I guess I’m supposed to love The Artist. It’s a movie about movies. About silent movies and the transition to sound movies and how that destroyed the lives of the silent film era stars who refused to jump on board with the newfangled invention of talking pictures.
Oh yeah. The Artist is a silent film. But you probably already knew that.
Thing is: I didn’t love it. It’s fine. Cute, even. Jean Dujardin is handsome and charming and oh so expressive (an essential quality to making a silent performance work) as the movie star George Valentin who bucks the talkies by directing himself in one last silent film. That personal project bankrupts Valentin and his world crumbles around him.
Berenice Bejo plays Peppy Miller, an adorable actress whose star rises in the age of talkies as Valentin’s falls. Peppy gets her big break because of Valentin, however, and she never forgets that. She’s clearly in love with him, a fact she reveals in a Chaplinesque bit where she convincingly embraces herself with one arm through Valentin’s jacket. She’s one of the few people in the audience when Valentin’s last film opens, while next door her breakout movie debuts to a sell out crowd. Despite her success, she never forgets what Valentin did for her. She supports him from a distance as he spirals further and further into despair. Eventually, he hits rock bottom and she’s there to pick him up again. It’s all very jolly.
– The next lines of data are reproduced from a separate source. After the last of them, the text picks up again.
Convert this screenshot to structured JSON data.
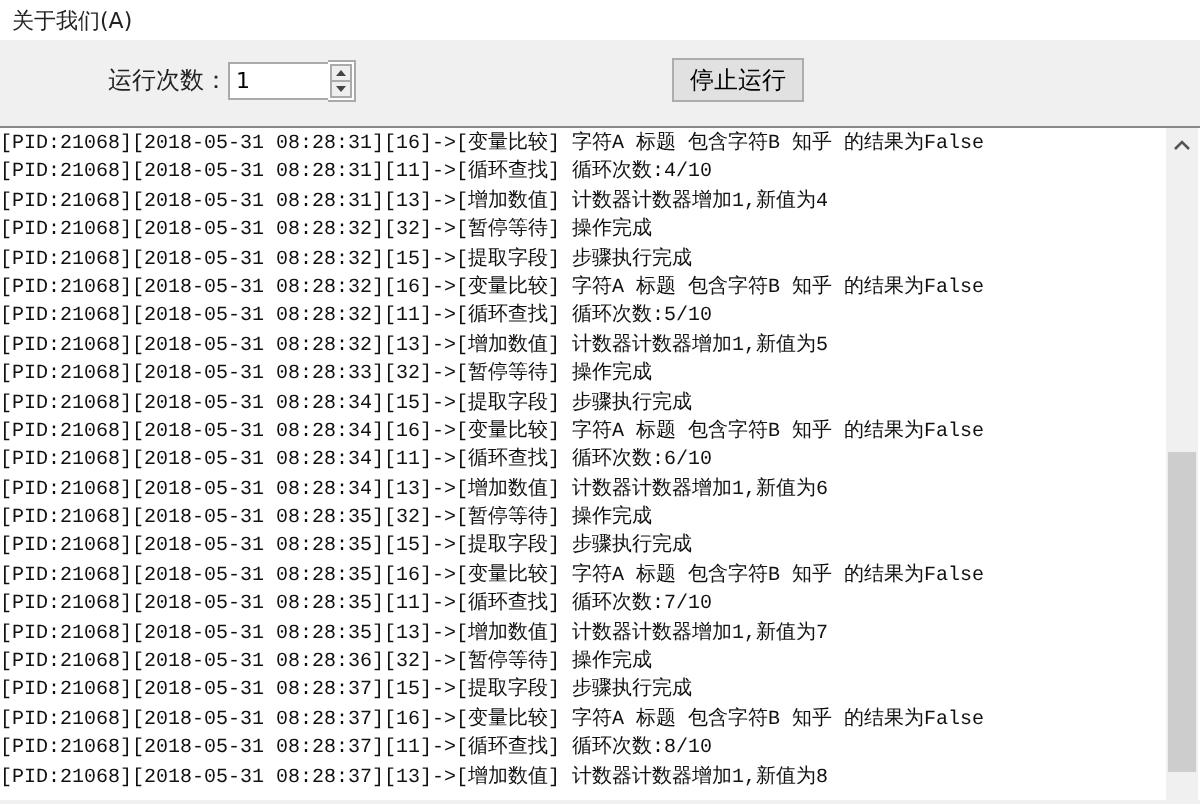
{
  "menu_bar": {
    "items": [
      "关于我们(A)"
    ]
  },
  "controls": {
    "run_count_label": "运行次数：",
    "run_count_value": "1",
    "stop_button": "停止运行"
  },
  "log_lines": [
    "[PID:21068][2018-05-31 08:28:31][16]->[变量比较] 字符A 标题 包含字符B 知乎 的结果为False",
    "[PID:21068][2018-05-31 08:28:31][11]->[循环查找] 循环次数:4/10",
    "[PID:21068][2018-05-31 08:28:31][13]->[增加数值] 计数器计数器增加1,新值为4",
    "[PID:21068][2018-05-31 08:28:32][32]->[暂停等待] 操作完成",
    "[PID:21068][2018-05-31 08:28:32][15]->[提取字段] 步骤执行完成",
    "[PID:21068][2018-05-31 08:28:32][16]->[变量比较] 字符A 标题 包含字符B 知乎 的结果为False",
    "[PID:21068][2018-05-31 08:28:32][11]->[循环查找] 循环次数:5/10",
    "[PID:21068][2018-05-31 08:28:32][13]->[增加数值] 计数器计数器增加1,新值为5",
    "[PID:21068][2018-05-31 08:28:33][32]->[暂停等待] 操作完成",
    "[PID:21068][2018-05-31 08:28:34][15]->[提取字段] 步骤执行完成",
    "[PID:21068][2018-05-31 08:28:34][16]->[变量比较] 字符A 标题 包含字符B 知乎 的结果为False",
    "[PID:21068][2018-05-31 08:28:34][11]->[循环查找] 循环次数:6/10",
    "[PID:21068][2018-05-31 08:28:34][13]->[增加数值] 计数器计数器增加1,新值为6",
    "[PID:21068][2018-05-31 08:28:35][32]->[暂停等待] 操作完成",
    "[PID:21068][2018-05-31 08:28:35][15]->[提取字段] 步骤执行完成",
    "[PID:21068][2018-05-31 08:28:35][16]->[变量比较] 字符A 标题 包含字符B 知乎 的结果为False",
    "[PID:21068][2018-05-31 08:28:35][11]->[循环查找] 循环次数:7/10",
    "[PID:21068][2018-05-31 08:28:35][13]->[增加数值] 计数器计数器增加1,新值为7",
    "[PID:21068][2018-05-31 08:28:36][32]->[暂停等待] 操作完成",
    "[PID:21068][2018-05-31 08:28:37][15]->[提取字段] 步骤执行完成",
    "[PID:21068][2018-05-31 08:28:37][16]->[变量比较] 字符A 标题 包含字符B 知乎 的结果为False",
    "[PID:21068][2018-05-31 08:28:37][11]->[循环查找] 循环次数:8/10",
    "[PID:21068][2018-05-31 08:28:37][13]->[增加数值] 计数器计数器增加1,新值为8"
  ]
}
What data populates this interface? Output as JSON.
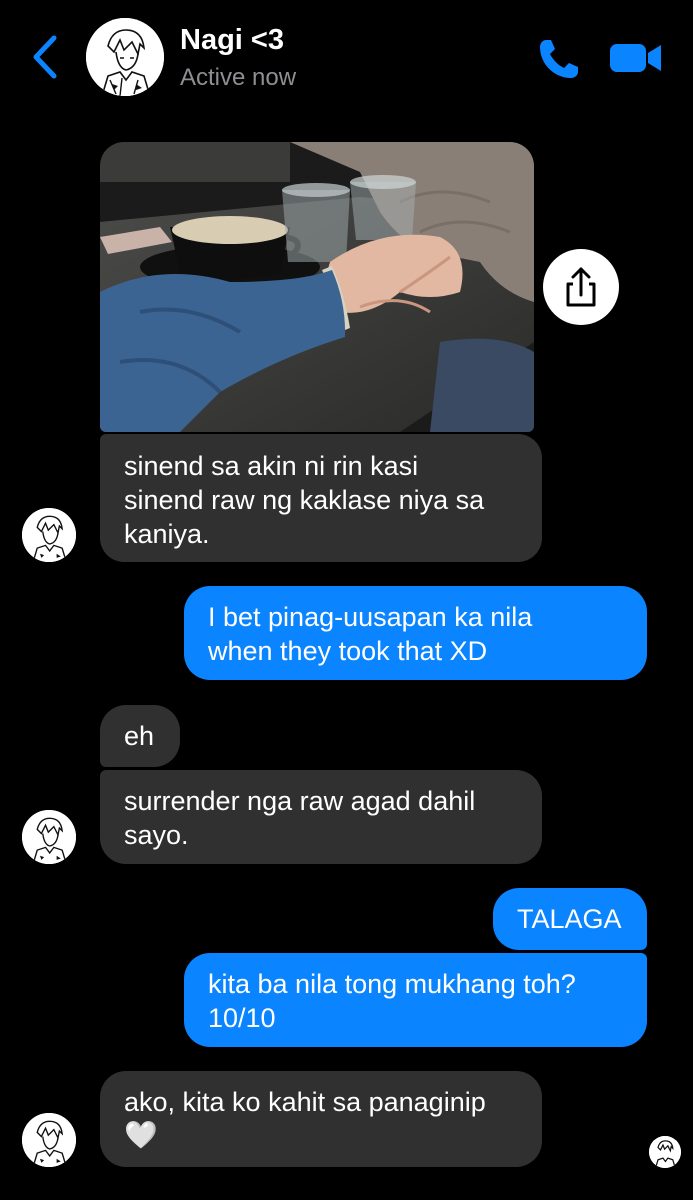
{
  "header": {
    "contact_name": "Nagi <3",
    "status": "Active now"
  },
  "colors": {
    "accent": "#0a84ff",
    "incoming_bubble": "#303030",
    "background": "#000000",
    "status_text": "#8e8e93"
  },
  "icons": {
    "back": "chevron-left-icon",
    "call": "phone-icon",
    "video": "video-camera-icon",
    "share": "share-icon",
    "heart": "white-heart-emoji"
  },
  "messages": [
    {
      "from": "contact",
      "type": "image"
    },
    {
      "from": "contact",
      "lines": [
        "sinend sa akin ni rin kasi",
        "sinend raw ng kaklase niya sa",
        "kaniya."
      ]
    },
    {
      "from": "me",
      "lines": [
        "I bet pinag-uusapan ka nila",
        "when they took that XD"
      ]
    },
    {
      "from": "contact",
      "lines": [
        "eh"
      ]
    },
    {
      "from": "contact",
      "lines": [
        "surrender nga raw agad dahil",
        "sayo."
      ]
    },
    {
      "from": "me",
      "lines": [
        "TALAGA"
      ]
    },
    {
      "from": "me",
      "lines": [
        "kita ba nila tong mukhang toh?",
        "10/10"
      ]
    },
    {
      "from": "contact",
      "lines": [
        "ako, kita ko kahit sa panaginip"
      ],
      "emoji": "🤍"
    }
  ]
}
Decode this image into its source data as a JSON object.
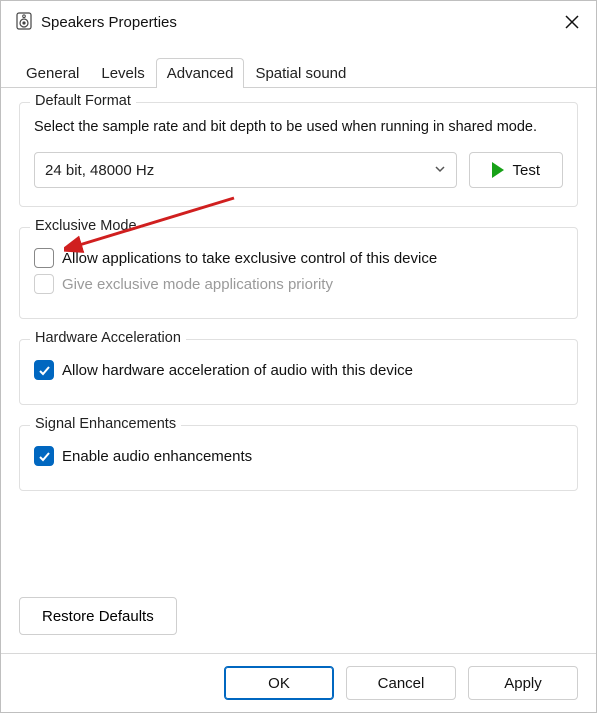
{
  "window": {
    "title": "Speakers Properties"
  },
  "tabs": {
    "general": "General",
    "levels": "Levels",
    "advanced": "Advanced",
    "spatial": "Spatial sound"
  },
  "defaultFormat": {
    "group": "Default Format",
    "hint": "Select the sample rate and bit depth to be used when running in shared mode.",
    "selected": "24 bit, 48000 Hz",
    "testLabel": "Test"
  },
  "exclusive": {
    "group": "Exclusive Mode",
    "allow": "Allow applications to take exclusive control of this device",
    "priority": "Give exclusive mode applications priority"
  },
  "hardware": {
    "group": "Hardware Acceleration",
    "allow": "Allow hardware acceleration of audio with this device"
  },
  "signal": {
    "group": "Signal Enhancements",
    "enable": "Enable audio enhancements"
  },
  "restore": "Restore Defaults",
  "footer": {
    "ok": "OK",
    "cancel": "Cancel",
    "apply": "Apply"
  }
}
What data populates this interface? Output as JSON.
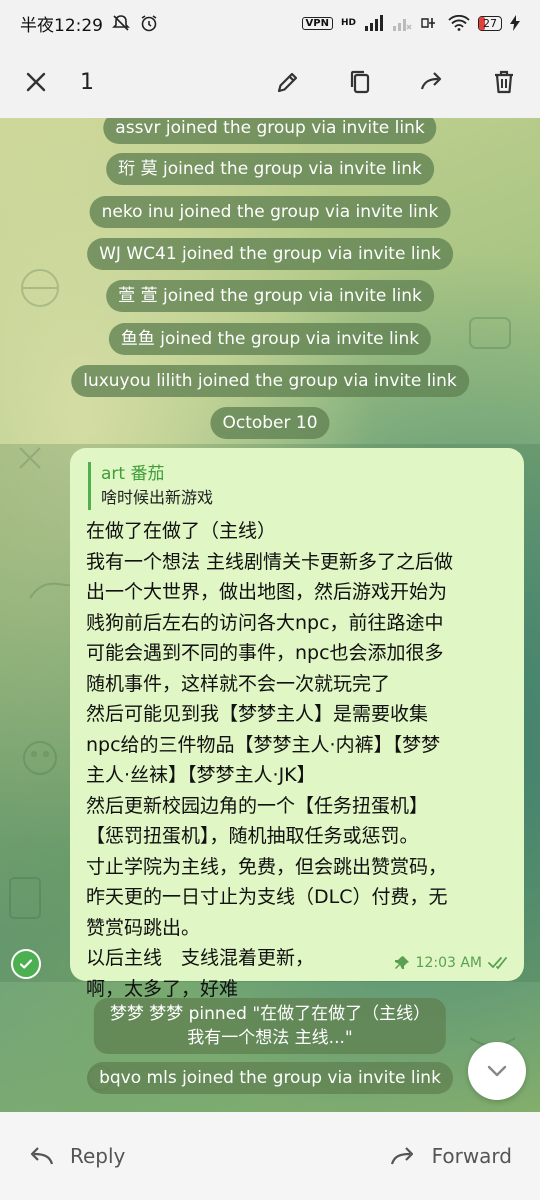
{
  "status_bar": {
    "time": "半夜12:29",
    "vpn": "VPN",
    "network": "HD",
    "battery": "27"
  },
  "toolbar": {
    "selected_count": "1"
  },
  "service_messages": [
    {
      "text": "assvr joined the group via invite link"
    },
    {
      "text": "珩 莫 joined the group via invite link"
    },
    {
      "text": "neko inu joined the group via invite link"
    },
    {
      "text": "WJ WC41 joined the group via invite link"
    },
    {
      "text": "萱 萱 joined the group via invite link"
    },
    {
      "text": "鱼鱼 joined the group via invite link"
    },
    {
      "text": "luxuyou lilith joined the group via invite link"
    }
  ],
  "date_separator": "October 10",
  "message": {
    "reply_name": "art 番茄",
    "reply_text": "啥时候出新游戏",
    "text": "在做了在做了（主线）\n我有一个想法 主线剧情关卡更新多了之后做\n出一个大世界，做出地图，然后游戏开始为\n贱狗前后左右的访问各大npc，前往路途中\n可能会遇到不同的事件，npc也会添加很多\n随机事件，这样就不会一次就玩完了\n然后可能见到我【梦梦主人】是需要收集\nnpc给的三件物品【梦梦主人·内裤】【梦梦\n主人·丝袜】【梦梦主人·JK】\n然后更新校园边角的一个【任务扭蛋机】\n【惩罚扭蛋机】，随机抽取任务或惩罚。\n寸止学院为主线，免费，但会跳出赞赏码，\n昨天更的一日寸止为支线（DLC）付费，无\n赞赏码跳出。\n以后主线　支线混着更新，\n啊，太多了，好难",
    "time": "12:03 AM"
  },
  "pinned_notice": {
    "line1": "梦梦 梦梦 pinned \"在做了在做了（主线）",
    "line2": "我有一个想法 主线...\""
  },
  "after_message": "bqvo mls joined the group via invite link",
  "bottom_bar": {
    "reply_label": "Reply",
    "forward_label": "Forward"
  },
  "colors": {
    "accent_green": "#4caf50",
    "bubble": "#e0f6c4",
    "service_pill": "#60824e"
  }
}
The Artist is certainly well made and there are really brilliant scenes interspersed throughout. A particular favorite is a sequence where Valentin’s just been informed of the advent of talkies. Up until that point, the film has played out in completely silent fashion, the only sound that of the (theoretical) orchestra playing along with the images. Valentin looks in the mirror and takes a drink of water. When he sets the glass down, it makes a diegetic sound, the first of the film. Valentin is surprised so he picks up the glass and puts it back down again. Another sound effect. Around him, everything starts to make noise, but when he speaks to himself in the mirror, he’s silent. It’s a wonderfully executed scene and my favorite in the film.
Unfortunately, nothing else really lives up to that moment. The ending eventually comes along and the final sequences inexplicably play to the sounds of Bernard Hermann’s glorious score from Vertigo. Beside the fact that it’s a beautiful piece of music, I can’t really figure out why it’s here. As the film comes to a conclusion with Valentin’s redemption at the hands of Peppy Miller’s persistence, the inevitable happens: silence becomes sound and the transition is complete. Talkies are the new norm and that age of the silent film artist vanishes forever as the credits roll.
Here’s a fun fact: The Artist is the first silent film to be nominated for Best Picture since 1928. That year, The Patriot was nominated in the second annual Academy Awards ceremony. If the Artist wins Best Picture, it’ll only be the second film to do so. The first was Wings in 1927 at the first Academy Awards ceremony.